Fifty years for the Mets? Guess their tenure is the only thing golden about them. Still, this is kind of neat:
April 2012 will mark the 50th anniversary of the New York Mets, one of the most popular and culturally significant baseball franchises.
On Thursday through Sunday, April 26-28, 2012, Hofstra University will host a conference to consider all aspects of the history and culture of the team. This will be the first multidisciplinary conference to consider every aspect of a Major League Baseball franchise.
There will be presentations about “the Origins of the Mets; The Roots, Myths and Evolution of Mets Fandom; Defining Individuals in Mets History; Mets Icons, Symbols and Mascots,” and about a zillion others.
Sadly, according to the website, the submission deadline has passed. Which just means that I’ll need to find another outlet for my multimedia presentation “Kevin McReynolds: God, he was annoying, right?” It’s rigorous scholarship, I assure you.
(Thanks to Melissa D. for the heads up)
Indians outfielder Bradley Zimmer is out for the year after undergoing arthroscopic surgery on his right shoulder, the team announced Saturday. The projected recovery timetable spans anywhere from 8-12 months, which puts Zimmer’s return in the second half of the 2019 season, assuming that all goes well.
Zimmer, 25, had not made an appearance for the Indians since June 3. He racked up a cumulative nine weeks on the major- and minor-league disabled lists this season and will have finished his year with a .226/.281/.330 batting line, seven extra-base hits, and four stolen bases in 114 plate appearances.
The outfielder reportedly sustained his season-ending injury during a workout in Triple-A Columbus, where Cleveland.com’s Joe Noga says Zimmer began feeling discomfort in his shoulder after completing a set of one-handed throwing drills.

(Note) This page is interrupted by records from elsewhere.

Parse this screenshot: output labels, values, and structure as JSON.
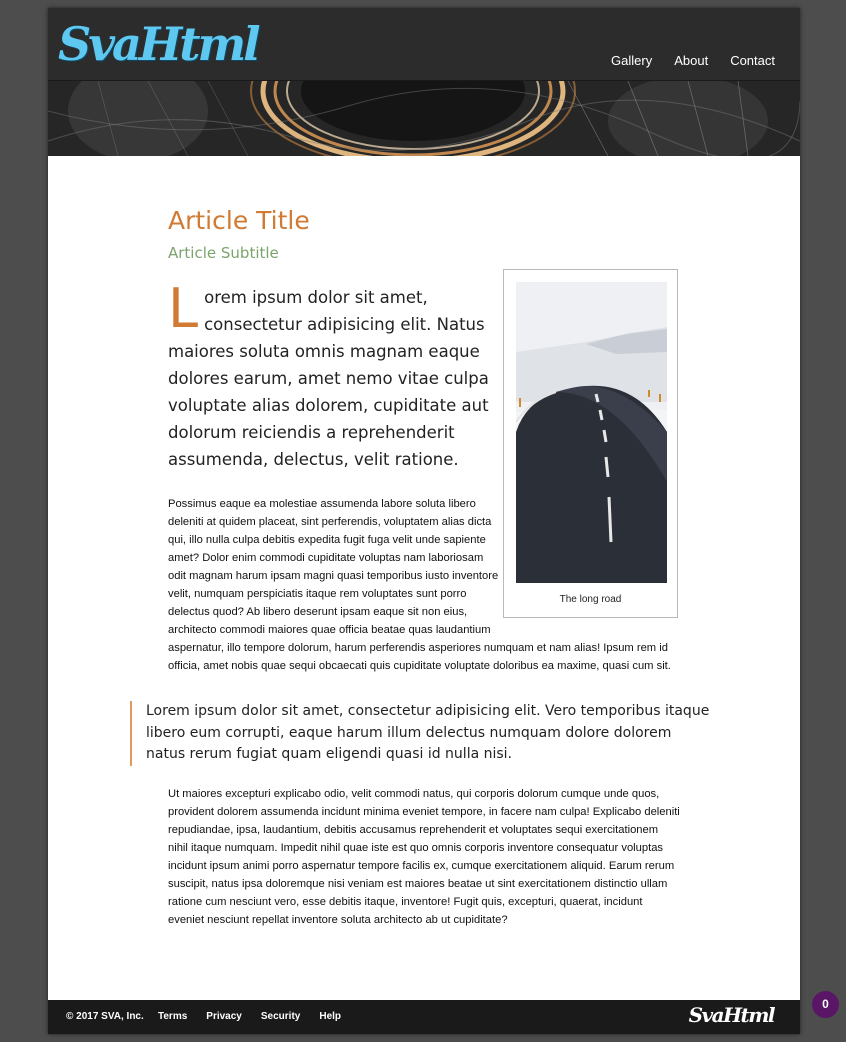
{
  "brand": {
    "logo_text": "SvaHtml",
    "logo_color": "#5fc8f0"
  },
  "nav": {
    "items": [
      "Gallery",
      "About",
      "Contact"
    ]
  },
  "article": {
    "title": "Article Title",
    "subtitle": "Article Subtitle",
    "lead_dropcap": "L",
    "lead_text": "orem ipsum dolor sit amet, consectetur adipisicing elit. Natus maiores soluta omnis magnam eaque dolores earum, amet nemo vitae culpa voluptate alias dolorem, cupiditate aut dolorum reiciendis a reprehenderit assumenda, delectus, velit ratione.",
    "paragraph_1": "Possimus eaque ea molestiae assumenda labore soluta libero deleniti at quidem placeat, sint perferendis, voluptatem alias dicta qui, illo nulla culpa debitis expedita fugit fuga velit unde sapiente amet? Dolor enim commodi cupiditate voluptas nam laboriosam odit magnam harum ipsam magni quasi temporibus iusto inventore velit, numquam perspiciatis itaque rem voluptates sunt porro delectus quod? Ab libero deserunt ipsam eaque sit non eius, architecto commodi maiores quae officia beatae quas laudantium aspernatur, illo tempore dolorum, harum perferendis asperiores numquam et nam alias! Ipsum rem id officia, amet nobis quae sequi obcaecati quis cupiditate voluptate doloribus ea maxime, quasi cum sit.",
    "pull_quote": "Lorem ipsum dolor sit amet, consectetur adipisicing elit. Vero temporibus itaque libero eum corrupti, eaque harum illum delectus numquam dolore dolorem natus rerum fugiat quam eligendi quasi id nulla nisi.",
    "paragraph_2": "Ut maiores excepturi explicabo odio, velit commodi natus, qui corporis dolorum cumque unde quos, provident dolorem assumenda incidunt minima eveniet tempore, in facere nam culpa! Explicabo deleniti repudiandae, ipsa, laudantium, debitis accusamus reprehenderit et voluptates sequi exercitationem nihil itaque numquam. Impedit nihil quae iste est quo omnis corporis inventore consequatur voluptas incidunt ipsum animi porro aspernatur tempore facilis ex, cumque exercitationem aliquid. Earum rerum suscipit, natus ipsa doloremque nisi veniam est maiores beatae ut sint exercitationem distinctio ullam ratione cum nesciunt vero, esse debitis itaque, inventore! Fugit quis, excepturi, quaerat, incidunt eveniet nesciunt repellat inventore soluta architecto ab ut cupiditate?",
    "figure_caption": "The long road"
  },
  "footer": {
    "copyright": "© 2017 SVA, Inc.",
    "links": [
      "Terms",
      "Privacy",
      "Security",
      "Help"
    ],
    "logo_text": "SvaHtml"
  },
  "badge": {
    "count": "0"
  },
  "colors": {
    "accent": "#d07a33",
    "subtitle": "#7ba46c",
    "pull_border": "#e09a5b",
    "badge": "#5a1566"
  }
}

Comments from club manager Terry Francona suggest that the Indians have every reason to believe that he’ll make a full recovery by next summer, though it’s not yet clear whether or not he’ll need additional time to readjust to a full workload when he takes the field again.